++++ Material for the task ++++

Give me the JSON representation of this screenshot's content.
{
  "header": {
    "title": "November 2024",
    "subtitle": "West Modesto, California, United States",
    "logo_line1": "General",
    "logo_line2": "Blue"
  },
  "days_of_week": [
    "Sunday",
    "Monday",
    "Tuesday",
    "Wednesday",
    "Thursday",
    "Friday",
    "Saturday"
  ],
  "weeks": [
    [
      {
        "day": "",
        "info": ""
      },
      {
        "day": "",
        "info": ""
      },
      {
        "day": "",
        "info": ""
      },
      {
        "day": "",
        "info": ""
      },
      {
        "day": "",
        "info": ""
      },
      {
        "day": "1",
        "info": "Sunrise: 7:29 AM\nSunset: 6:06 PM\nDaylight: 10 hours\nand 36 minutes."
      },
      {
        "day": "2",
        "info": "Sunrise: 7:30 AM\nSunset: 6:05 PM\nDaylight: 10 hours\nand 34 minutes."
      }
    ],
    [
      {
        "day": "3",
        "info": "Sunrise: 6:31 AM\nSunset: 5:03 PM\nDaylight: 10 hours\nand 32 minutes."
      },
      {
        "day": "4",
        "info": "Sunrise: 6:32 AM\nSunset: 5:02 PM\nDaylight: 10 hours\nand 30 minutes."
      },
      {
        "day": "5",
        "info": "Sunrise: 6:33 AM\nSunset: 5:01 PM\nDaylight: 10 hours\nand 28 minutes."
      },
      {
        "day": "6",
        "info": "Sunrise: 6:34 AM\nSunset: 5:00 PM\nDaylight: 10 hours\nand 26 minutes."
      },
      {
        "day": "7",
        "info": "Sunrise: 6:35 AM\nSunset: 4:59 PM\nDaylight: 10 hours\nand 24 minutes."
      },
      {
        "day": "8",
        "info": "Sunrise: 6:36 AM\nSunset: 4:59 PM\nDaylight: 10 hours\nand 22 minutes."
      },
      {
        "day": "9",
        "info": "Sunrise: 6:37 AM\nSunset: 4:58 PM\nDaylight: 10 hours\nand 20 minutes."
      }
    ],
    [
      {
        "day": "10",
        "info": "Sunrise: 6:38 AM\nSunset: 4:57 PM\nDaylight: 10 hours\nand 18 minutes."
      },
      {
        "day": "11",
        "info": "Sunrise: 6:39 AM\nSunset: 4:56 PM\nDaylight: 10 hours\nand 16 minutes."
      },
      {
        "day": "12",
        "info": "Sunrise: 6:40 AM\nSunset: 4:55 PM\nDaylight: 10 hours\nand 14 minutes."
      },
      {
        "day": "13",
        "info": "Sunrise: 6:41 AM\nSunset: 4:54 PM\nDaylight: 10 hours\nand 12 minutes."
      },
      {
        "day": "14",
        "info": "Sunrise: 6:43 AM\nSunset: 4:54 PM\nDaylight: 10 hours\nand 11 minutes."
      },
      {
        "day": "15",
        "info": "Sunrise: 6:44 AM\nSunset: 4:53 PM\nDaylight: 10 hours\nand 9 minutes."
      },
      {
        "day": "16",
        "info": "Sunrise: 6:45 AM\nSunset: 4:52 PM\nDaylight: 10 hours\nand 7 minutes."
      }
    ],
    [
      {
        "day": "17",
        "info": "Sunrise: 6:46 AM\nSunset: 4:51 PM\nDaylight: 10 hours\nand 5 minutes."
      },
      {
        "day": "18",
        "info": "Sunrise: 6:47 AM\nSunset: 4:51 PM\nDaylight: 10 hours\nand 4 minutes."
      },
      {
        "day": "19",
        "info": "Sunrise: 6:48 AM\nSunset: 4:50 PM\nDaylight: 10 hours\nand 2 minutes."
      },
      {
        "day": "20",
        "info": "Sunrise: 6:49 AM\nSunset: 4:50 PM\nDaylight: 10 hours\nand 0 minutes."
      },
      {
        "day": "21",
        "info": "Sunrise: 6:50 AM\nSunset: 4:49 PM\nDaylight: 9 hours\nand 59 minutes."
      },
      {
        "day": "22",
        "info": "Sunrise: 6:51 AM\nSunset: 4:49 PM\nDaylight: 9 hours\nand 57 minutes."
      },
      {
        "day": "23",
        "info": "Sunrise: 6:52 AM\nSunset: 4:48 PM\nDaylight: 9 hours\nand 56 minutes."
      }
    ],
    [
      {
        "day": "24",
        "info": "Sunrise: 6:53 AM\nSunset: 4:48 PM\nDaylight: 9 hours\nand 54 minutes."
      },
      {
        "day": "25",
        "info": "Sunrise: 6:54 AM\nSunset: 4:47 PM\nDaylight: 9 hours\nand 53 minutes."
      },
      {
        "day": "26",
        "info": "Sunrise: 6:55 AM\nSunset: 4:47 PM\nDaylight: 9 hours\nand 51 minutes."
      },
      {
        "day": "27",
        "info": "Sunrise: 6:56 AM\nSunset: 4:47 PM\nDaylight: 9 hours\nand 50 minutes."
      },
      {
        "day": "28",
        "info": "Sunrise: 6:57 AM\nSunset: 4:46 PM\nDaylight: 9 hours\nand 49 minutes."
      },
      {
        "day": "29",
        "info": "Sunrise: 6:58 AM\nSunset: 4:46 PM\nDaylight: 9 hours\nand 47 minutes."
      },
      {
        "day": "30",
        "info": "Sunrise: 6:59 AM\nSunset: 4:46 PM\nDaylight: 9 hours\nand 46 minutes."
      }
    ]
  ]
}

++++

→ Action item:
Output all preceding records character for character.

→ Response to the exercise:
Give me the JSON representation of this screenshot's content.
{
  "header": {
    "title": "November 2024",
    "subtitle": "West Modesto, California, United States",
    "logo_line1": "General",
    "logo_line2": "Blue"
  },
  "days_of_week": [
    "Sunday",
    "Monday",
    "Tuesday",
    "Wednesday",
    "Thursday",
    "Friday",
    "Saturday"
  ],
  "weeks": [
    [
      {
        "day": "",
        "info": ""
      },
      {
        "day": "",
        "info": ""
      },
      {
        "day": "",
        "info": ""
      },
      {
        "day": "",
        "info": ""
      },
      {
        "day": "",
        "info": ""
      },
      {
        "day": "1",
        "info": "Sunrise: 7:29 AM\nSunset: 6:06 PM\nDaylight: 10 hours\nand 36 minutes."
      },
      {
        "day": "2",
        "info": "Sunrise: 7:30 AM\nSunset: 6:05 PM\nDaylight: 10 hours\nand 34 minutes."
      }
    ],
    [
      {
        "day": "3",
        "info": "Sunrise: 6:31 AM\nSunset: 5:03 PM\nDaylight: 10 hours\nand 32 minutes."
      },
      {
        "day": "4",
        "info": "Sunrise: 6:32 AM\nSunset: 5:02 PM\nDaylight: 10 hours\nand 30 minutes."
      },
      {
        "day": "5",
        "info": "Sunrise: 6:33 AM\nSunset: 5:01 PM\nDaylight: 10 hours\nand 28 minutes."
      },
      {
        "day": "6",
        "info": "Sunrise: 6:34 AM\nSunset: 5:00 PM\nDaylight: 10 hours\nand 26 minutes."
      },
      {
        "day": "7",
        "info": "Sunrise: 6:35 AM\nSunset: 4:59 PM\nDaylight: 10 hours\nand 24 minutes."
      },
      {
        "day": "8",
        "info": "Sunrise: 6:36 AM\nSunset: 4:59 PM\nDaylight: 10 hours\nand 22 minutes."
      },
      {
        "day": "9",
        "info": "Sunrise: 6:37 AM\nSunset: 4:58 PM\nDaylight: 10 hours\nand 20 minutes."
      }
    ],
    [
      {
        "day": "10",
        "info": "Sunrise: 6:38 AM\nSunset: 4:57 PM\nDaylight: 10 hours\nand 18 minutes."
      },
      {
        "day": "11",
        "info": "Sunrise: 6:39 AM\nSunset: 4:56 PM\nDaylight: 10 hours\nand 16 minutes."
      },
      {
        "day": "12",
        "info": "Sunrise: 6:40 AM\nSunset: 4:55 PM\nDaylight: 10 hours\nand 14 minutes."
      },
      {
        "day": "13",
        "info": "Sunrise: 6:41 AM\nSunset: 4:54 PM\nDaylight: 10 hours\nand 12 minutes."
      },
      {
        "day": "14",
        "info": "Sunrise: 6:43 AM\nSunset: 4:54 PM\nDaylight: 10 hours\nand 11 minutes."
      },
      {
        "day": "15",
        "info": "Sunrise: 6:44 AM\nSunset: 4:53 PM\nDaylight: 10 hours\nand 9 minutes."
      },
      {
        "day": "16",
        "info": "Sunrise: 6:45 AM\nSunset: 4:52 PM\nDaylight: 10 hours\nand 7 minutes."
      }
    ],
    [
      {
        "day": "17",
        "info": "Sunrise: 6:46 AM\nSunset: 4:51 PM\nDaylight: 10 hours\nand 5 minutes."
      },
      {
        "day": "18",
        "info": "Sunrise: 6:47 AM\nSunset: 4:51 PM\nDaylight: 10 hours\nand 4 minutes."
      },
      {
        "day": "19",
        "info": "Sunrise: 6:48 AM\nSunset: 4:50 PM\nDaylight: 10 hours\nand 2 minutes."
      },
      {
        "day": "20",
        "info": "Sunrise: 6:49 AM\nSunset: 4:50 PM\nDaylight: 10 hours\nand 0 minutes."
      },
      {
        "day": "21",
        "info": "Sunrise: 6:50 AM\nSunset: 4:49 PM\nDaylight: 9 hours\nand 59 minutes."
      },
      {
        "day": "22",
        "info": "Sunrise: 6:51 AM\nSunset: 4:49 PM\nDaylight: 9 hours\nand 57 minutes."
      },
      {
        "day": "23",
        "info": "Sunrise: 6:52 AM\nSunset: 4:48 PM\nDaylight: 9 hours\nand 56 minutes."
      }
    ],
    [
      {
        "day": "24",
        "info": "Sunrise: 6:53 AM\nSunset: 4:48 PM\nDaylight: 9 hours\nand 54 minutes."
      },
      {
        "day": "25",
        "info": "Sunrise: 6:54 AM\nSunset: 4:47 PM\nDaylight: 9 hours\nand 53 minutes."
      },
      {
        "day": "26",
        "info": "Sunrise: 6:55 AM\nSunset: 4:47 PM\nDaylight: 9 hours\nand 51 minutes."
      },
      {
        "day": "27",
        "info": "Sunrise: 6:56 AM\nSunset: 4:47 PM\nDaylight: 9 hours\nand 50 minutes."
      },
      {
        "day": "28",
        "info": "Sunrise: 6:57 AM\nSunset: 4:46 PM\nDaylight: 9 hours\nand 49 minutes."
      },
      {
        "day": "29",
        "info": "Sunrise: 6:58 AM\nSunset: 4:46 PM\nDaylight: 9 hours\nand 47 minutes."
      },
      {
        "day": "30",
        "info": "Sunrise: 6:59 AM\nSunset: 4:46 PM\nDaylight: 9 hours\nand 46 minutes."
      }
    ]
  ]
}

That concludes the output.